Goal of the exercise: Every record must be output verbatim in the reply.

Record excerpts:
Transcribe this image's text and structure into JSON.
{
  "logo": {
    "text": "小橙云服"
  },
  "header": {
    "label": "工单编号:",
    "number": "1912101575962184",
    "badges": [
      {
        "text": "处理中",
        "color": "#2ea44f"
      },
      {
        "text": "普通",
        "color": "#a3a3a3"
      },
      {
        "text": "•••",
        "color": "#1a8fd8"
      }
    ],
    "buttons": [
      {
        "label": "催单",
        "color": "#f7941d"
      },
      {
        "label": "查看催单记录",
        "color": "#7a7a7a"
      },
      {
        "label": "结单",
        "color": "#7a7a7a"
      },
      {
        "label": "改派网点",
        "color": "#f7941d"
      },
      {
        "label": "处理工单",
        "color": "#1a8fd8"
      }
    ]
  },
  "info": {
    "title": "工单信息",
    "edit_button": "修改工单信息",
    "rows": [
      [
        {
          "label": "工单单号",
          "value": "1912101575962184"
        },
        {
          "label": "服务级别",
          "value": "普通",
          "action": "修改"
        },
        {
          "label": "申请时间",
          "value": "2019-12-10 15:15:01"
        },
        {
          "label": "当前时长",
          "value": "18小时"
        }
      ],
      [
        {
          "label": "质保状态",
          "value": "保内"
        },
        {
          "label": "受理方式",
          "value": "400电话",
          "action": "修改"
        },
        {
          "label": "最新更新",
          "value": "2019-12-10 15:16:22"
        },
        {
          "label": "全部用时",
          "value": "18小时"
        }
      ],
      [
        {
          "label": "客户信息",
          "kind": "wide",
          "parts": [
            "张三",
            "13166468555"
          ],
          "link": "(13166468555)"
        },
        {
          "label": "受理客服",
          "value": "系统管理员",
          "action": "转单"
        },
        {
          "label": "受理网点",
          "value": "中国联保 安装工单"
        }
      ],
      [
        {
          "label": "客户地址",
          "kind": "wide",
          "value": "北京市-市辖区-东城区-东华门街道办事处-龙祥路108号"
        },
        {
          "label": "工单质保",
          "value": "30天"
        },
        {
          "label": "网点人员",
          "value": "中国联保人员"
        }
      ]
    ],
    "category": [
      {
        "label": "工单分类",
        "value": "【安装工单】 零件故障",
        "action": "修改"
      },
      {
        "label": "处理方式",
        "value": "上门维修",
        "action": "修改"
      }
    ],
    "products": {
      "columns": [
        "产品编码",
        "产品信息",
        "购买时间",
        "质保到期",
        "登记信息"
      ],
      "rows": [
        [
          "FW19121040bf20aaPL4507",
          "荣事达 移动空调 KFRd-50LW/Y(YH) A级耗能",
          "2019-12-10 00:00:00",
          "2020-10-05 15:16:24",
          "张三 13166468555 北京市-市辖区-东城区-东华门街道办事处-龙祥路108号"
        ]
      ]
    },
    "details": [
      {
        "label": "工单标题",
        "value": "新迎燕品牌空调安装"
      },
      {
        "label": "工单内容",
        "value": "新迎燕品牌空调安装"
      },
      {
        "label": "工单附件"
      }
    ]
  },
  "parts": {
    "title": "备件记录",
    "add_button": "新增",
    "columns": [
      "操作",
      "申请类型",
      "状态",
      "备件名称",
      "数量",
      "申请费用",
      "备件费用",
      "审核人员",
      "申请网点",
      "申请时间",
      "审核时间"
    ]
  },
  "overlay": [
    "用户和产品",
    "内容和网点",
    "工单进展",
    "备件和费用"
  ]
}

Exercise result:
Transcribe this image's text and structure into JSON.
{
  "logo": {
    "text": "小橙云服"
  },
  "header": {
    "label": "工单编号:",
    "number": "1912101575962184",
    "badges": [
      {
        "text": "处理中",
        "color": "#2ea44f"
      },
      {
        "text": "普通",
        "color": "#a3a3a3"
      },
      {
        "text": "•••",
        "color": "#1a8fd8"
      }
    ],
    "buttons": [
      {
        "label": "催单",
        "color": "#f7941d"
      },
      {
        "label": "查看催单记录",
        "color": "#7a7a7a"
      },
      {
        "label": "结单",
        "color": "#7a7a7a"
      },
      {
        "label": "改派网点",
        "color": "#f7941d"
      },
      {
        "label": "处理工单",
        "color": "#1a8fd8"
      }
    ]
  },
  "info": {
    "title": "工单信息",
    "edit_button": "修改工单信息",
    "rows": [
      [
        {
          "label": "工单单号",
          "value": "1912101575962184"
        },
        {
          "label": "服务级别",
          "value": "普通",
          "action": "修改"
        },
        {
          "label": "申请时间",
          "value": "2019-12-10 15:15:01"
        },
        {
          "label": "当前时长",
          "value": "18小时"
        }
      ],
      [
        {
          "label": "质保状态",
          "value": "保内"
        },
        {
          "label": "受理方式",
          "value": "400电话",
          "action": "修改"
        },
        {
          "label": "最新更新",
          "value": "2019-12-10 15:16:22"
        },
        {
          "label": "全部用时",
          "value": "18小时"
        }
      ],
      [
        {
          "label": "客户信息",
          "kind": "wide",
          "parts": [
            "张三",
            "13166468555"
          ],
          "link": "(13166468555)"
        },
        {
          "label": "受理客服",
          "value": "系统管理员",
          "action": "转单"
        },
        {
          "label": "受理网点",
          "value": "中国联保 安装工单"
        }
      ],
      [
        {
          "label": "客户地址",
          "kind": "wide",
          "value": "北京市-市辖区-东城区-东华门街道办事处-龙祥路108号"
        },
        {
          "label": "工单质保",
          "value": "30天"
        },
        {
          "label": "网点人员",
          "value": "中国联保人员"
        }
      ]
    ],
    "category": [
      {
        "label": "工单分类",
        "value": "【安装工单】 零件故障",
        "action": "修改"
      },
      {
        "label": "处理方式",
        "value": "上门维修",
        "action": "修改"
      }
    ],
    "products": {
      "columns": [
        "产品编码",
        "产品信息",
        "购买时间",
        "质保到期",
        "登记信息"
      ],
      "rows": [
        [
          "FW19121040bf20aaPL4507",
          "荣事达 移动空调 KFRd-50LW/Y(YH) A级耗能",
          "2019-12-10 00:00:00",
          "2020-10-05 15:16:24",
          "张三 13166468555 北京市-市辖区-东城区-东华门街道办事处-龙祥路108号"
        ]
      ]
    },
    "details": [
      {
        "label": "工单标题",
        "value": "新迎燕品牌空调安装"
      },
      {
        "label": "工单内容",
        "value": "新迎燕品牌空调安装"
      },
      {
        "label": "工单附件"
      }
    ]
  },
  "parts": {
    "title": "备件记录",
    "add_button": "新增",
    "columns": [
      "操作",
      "申请类型",
      "状态",
      "备件名称",
      "数量",
      "申请费用",
      "备件费用",
      "审核人员",
      "申请网点",
      "申请时间",
      "审核时间"
    ]
  },
  "overlay": [
    "用户和产品",
    "内容和网点",
    "工单进展",
    "备件和费用"
  ]
}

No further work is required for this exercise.